The origins of the lottery can be traced back to the 15th century in the Low Countries, with records showing public lotteries in Ghent, Bruges, and other towns raising funds for walls and town fortifications. It is thought that lotteries were introduced as a way to raise revenue for poor citizens and the common good. Today, lotteries raise money for various causes, including education, public health, and social welfare programs.

In addition to promoting educational and social welfare initiatives, the lottery also serves as a recreational pastime for some. Its popularity has also grown in recent years, with an increase in interest from both younger and older generations. The emergence of new online gaming platforms and mobile applications has made playing the lottery more accessible than ever before.

Most people who play the lottery are not compulsive gamblers. They do not invest their entire life savings, and they do not expect to win. In fact, most of the people who play the lottery do not even have a reasonable expectation of winning, but they enjoy a fantasy. This fantasy provides a momentary escape from the everyday stresses of life and allows them to dream about what they would do with an oversized check.

While there are many stories of lottery winners blowing their winnings on Porsches and huge houses, plenty of winners make sound financial decisions. The key is to have a financial plan and to remain grounded in the reality that any windfall should be used for long-term financial goals. Many experts recommend that lottery winners assemble a “financial triad” to help them manage their winnings.
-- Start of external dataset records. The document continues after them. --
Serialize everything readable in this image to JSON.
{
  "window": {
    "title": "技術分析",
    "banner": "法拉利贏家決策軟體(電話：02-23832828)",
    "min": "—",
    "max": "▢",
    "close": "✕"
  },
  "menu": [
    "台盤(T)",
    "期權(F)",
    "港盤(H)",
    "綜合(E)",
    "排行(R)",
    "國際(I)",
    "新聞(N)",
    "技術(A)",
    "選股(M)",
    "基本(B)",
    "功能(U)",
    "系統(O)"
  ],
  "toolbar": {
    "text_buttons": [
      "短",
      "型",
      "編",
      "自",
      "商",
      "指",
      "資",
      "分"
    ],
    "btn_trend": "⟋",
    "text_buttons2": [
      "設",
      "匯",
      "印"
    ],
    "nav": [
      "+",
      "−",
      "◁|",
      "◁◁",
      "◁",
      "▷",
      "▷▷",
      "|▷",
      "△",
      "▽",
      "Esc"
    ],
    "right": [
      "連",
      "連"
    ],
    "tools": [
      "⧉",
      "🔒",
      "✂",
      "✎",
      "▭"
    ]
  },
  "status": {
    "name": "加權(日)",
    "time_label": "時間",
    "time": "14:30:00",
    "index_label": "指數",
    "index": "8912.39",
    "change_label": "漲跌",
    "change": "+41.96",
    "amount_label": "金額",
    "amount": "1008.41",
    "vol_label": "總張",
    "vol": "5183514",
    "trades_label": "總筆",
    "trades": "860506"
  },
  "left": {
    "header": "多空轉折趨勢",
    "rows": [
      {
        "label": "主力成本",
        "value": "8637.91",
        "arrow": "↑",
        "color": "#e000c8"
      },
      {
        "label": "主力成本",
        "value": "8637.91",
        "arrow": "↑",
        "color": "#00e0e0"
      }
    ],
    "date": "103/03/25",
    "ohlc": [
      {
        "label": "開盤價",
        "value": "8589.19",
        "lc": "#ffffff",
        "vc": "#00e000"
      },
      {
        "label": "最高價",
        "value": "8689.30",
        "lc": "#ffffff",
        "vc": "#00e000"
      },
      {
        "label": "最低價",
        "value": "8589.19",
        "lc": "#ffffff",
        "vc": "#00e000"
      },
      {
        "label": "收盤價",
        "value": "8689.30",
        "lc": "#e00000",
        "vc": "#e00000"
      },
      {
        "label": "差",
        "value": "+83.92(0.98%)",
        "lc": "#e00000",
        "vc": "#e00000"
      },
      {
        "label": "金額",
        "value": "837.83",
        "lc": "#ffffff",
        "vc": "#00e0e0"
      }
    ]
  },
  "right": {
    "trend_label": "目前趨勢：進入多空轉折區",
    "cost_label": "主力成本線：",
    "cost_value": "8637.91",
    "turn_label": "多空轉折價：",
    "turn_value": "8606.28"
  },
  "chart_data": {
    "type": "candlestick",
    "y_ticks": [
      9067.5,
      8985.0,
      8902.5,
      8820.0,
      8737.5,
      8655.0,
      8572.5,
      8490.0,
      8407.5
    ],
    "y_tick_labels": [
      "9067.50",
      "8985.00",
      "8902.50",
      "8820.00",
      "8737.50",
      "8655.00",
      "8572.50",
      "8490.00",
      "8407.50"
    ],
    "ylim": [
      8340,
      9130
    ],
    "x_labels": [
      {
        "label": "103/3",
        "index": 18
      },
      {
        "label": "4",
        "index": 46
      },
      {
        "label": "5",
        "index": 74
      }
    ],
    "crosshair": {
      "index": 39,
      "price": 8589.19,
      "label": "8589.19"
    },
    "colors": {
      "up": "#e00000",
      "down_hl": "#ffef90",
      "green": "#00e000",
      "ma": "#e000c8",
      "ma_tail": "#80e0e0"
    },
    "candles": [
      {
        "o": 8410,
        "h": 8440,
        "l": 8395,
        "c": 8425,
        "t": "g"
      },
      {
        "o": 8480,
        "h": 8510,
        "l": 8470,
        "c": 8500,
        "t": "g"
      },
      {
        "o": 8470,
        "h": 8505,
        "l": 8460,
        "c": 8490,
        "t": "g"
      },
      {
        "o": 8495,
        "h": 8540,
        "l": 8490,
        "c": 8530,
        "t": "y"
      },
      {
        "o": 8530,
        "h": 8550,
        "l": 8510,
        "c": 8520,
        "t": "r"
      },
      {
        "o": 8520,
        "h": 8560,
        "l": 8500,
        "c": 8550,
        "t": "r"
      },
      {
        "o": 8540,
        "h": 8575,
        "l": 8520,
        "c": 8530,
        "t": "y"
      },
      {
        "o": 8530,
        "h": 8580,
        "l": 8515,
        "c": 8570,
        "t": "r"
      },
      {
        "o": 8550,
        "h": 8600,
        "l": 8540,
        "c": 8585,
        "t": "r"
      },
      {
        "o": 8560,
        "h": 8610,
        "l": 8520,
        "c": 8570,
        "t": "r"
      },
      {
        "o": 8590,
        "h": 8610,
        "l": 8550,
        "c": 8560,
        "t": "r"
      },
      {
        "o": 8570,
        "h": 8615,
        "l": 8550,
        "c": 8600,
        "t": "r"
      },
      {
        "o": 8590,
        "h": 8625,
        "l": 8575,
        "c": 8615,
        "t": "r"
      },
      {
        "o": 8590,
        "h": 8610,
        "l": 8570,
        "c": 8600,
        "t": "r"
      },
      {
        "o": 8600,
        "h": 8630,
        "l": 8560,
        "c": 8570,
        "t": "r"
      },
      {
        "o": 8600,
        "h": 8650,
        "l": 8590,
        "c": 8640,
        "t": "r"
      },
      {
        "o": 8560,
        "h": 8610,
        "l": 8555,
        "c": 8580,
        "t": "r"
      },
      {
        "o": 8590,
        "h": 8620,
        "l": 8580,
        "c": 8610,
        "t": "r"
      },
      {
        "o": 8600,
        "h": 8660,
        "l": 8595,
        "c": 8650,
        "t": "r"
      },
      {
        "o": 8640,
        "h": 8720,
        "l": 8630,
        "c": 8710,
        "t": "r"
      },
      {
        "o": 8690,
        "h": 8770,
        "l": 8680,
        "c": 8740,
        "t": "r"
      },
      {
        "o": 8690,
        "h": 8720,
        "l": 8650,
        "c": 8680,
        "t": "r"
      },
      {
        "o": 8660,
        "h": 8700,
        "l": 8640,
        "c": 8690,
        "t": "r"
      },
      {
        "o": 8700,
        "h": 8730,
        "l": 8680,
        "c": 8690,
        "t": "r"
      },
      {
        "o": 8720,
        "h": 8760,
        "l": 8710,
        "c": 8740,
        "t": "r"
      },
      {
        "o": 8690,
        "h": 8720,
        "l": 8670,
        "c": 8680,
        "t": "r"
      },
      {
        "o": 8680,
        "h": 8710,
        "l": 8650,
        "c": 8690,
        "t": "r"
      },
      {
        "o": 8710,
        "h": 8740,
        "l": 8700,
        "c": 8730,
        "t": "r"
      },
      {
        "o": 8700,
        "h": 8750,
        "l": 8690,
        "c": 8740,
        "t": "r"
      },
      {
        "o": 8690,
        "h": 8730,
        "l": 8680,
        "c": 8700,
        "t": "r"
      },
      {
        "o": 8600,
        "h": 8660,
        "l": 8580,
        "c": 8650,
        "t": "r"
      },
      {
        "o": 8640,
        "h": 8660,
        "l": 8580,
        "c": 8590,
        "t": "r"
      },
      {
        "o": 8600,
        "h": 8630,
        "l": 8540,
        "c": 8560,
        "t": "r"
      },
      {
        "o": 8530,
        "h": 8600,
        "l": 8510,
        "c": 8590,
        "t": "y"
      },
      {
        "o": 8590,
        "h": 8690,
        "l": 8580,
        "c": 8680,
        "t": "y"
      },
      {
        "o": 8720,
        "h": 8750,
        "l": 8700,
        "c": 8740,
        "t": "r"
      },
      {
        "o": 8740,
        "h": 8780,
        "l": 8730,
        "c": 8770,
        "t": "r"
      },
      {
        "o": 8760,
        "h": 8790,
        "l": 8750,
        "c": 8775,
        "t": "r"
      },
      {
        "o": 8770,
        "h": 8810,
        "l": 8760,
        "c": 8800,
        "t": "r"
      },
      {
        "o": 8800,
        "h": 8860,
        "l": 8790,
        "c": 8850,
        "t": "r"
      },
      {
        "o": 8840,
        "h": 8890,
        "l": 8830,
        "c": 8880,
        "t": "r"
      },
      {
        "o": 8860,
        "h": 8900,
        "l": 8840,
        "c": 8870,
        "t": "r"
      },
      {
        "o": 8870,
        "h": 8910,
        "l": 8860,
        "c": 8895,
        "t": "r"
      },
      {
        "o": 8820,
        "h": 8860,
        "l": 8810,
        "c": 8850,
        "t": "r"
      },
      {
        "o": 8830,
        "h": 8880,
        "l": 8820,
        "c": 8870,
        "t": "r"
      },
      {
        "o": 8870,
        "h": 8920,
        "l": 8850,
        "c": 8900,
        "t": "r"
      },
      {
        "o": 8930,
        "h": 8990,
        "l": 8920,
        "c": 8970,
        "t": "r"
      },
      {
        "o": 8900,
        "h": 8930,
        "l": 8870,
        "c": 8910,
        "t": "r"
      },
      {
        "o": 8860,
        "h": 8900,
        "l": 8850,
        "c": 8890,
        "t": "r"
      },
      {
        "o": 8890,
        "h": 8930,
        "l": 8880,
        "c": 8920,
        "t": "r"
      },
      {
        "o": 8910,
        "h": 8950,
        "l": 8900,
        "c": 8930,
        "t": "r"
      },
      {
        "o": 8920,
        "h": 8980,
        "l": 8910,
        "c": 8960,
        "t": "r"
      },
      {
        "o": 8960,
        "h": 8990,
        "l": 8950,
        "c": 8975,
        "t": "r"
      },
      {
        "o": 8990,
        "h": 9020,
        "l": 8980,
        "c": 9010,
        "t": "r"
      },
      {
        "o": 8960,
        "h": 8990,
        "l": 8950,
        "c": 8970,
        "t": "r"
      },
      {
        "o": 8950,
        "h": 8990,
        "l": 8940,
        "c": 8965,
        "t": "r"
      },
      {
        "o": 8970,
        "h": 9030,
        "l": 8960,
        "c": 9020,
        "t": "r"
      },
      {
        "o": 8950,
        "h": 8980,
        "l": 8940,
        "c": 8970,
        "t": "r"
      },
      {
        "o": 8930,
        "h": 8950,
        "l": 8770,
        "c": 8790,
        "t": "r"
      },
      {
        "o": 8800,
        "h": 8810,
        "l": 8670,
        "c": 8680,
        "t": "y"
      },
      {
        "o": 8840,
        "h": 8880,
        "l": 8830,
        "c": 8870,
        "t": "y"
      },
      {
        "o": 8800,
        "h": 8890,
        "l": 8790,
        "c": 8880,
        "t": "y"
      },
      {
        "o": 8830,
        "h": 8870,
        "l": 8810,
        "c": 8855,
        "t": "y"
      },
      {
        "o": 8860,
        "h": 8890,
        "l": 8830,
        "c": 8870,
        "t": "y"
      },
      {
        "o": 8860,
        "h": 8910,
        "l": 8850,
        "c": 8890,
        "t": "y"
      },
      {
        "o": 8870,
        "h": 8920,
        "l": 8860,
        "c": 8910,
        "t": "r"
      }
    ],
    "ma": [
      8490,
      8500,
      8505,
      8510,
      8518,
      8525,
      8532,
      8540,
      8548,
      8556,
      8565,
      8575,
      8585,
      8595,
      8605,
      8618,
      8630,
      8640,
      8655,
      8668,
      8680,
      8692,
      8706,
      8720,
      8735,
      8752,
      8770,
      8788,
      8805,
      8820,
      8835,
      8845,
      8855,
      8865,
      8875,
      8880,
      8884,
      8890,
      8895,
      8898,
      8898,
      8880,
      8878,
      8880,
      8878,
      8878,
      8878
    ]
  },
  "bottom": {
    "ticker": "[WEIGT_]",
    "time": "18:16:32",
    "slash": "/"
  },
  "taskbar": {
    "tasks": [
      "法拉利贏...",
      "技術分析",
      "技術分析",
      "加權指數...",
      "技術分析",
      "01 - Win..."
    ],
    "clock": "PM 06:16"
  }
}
Aside from the social safety net benefits, the primary argument for state-sponsored lotteries is that they are a painless source of tax revenues. This is particularly true during economic downturns, when politicians can point to the lottery as a way to avoid tax increases or cuts in other services. The problem with this narrative is that it assumes that lottery proceeds are inherently better for the state than other forms of revenue. It ignores the fact that the lottery is a form of gambling, which can have negative consequences for low-income citizens and other residents. In addition, it is difficult for states to maintain a balanced budget when they are dependent on lottery revenues.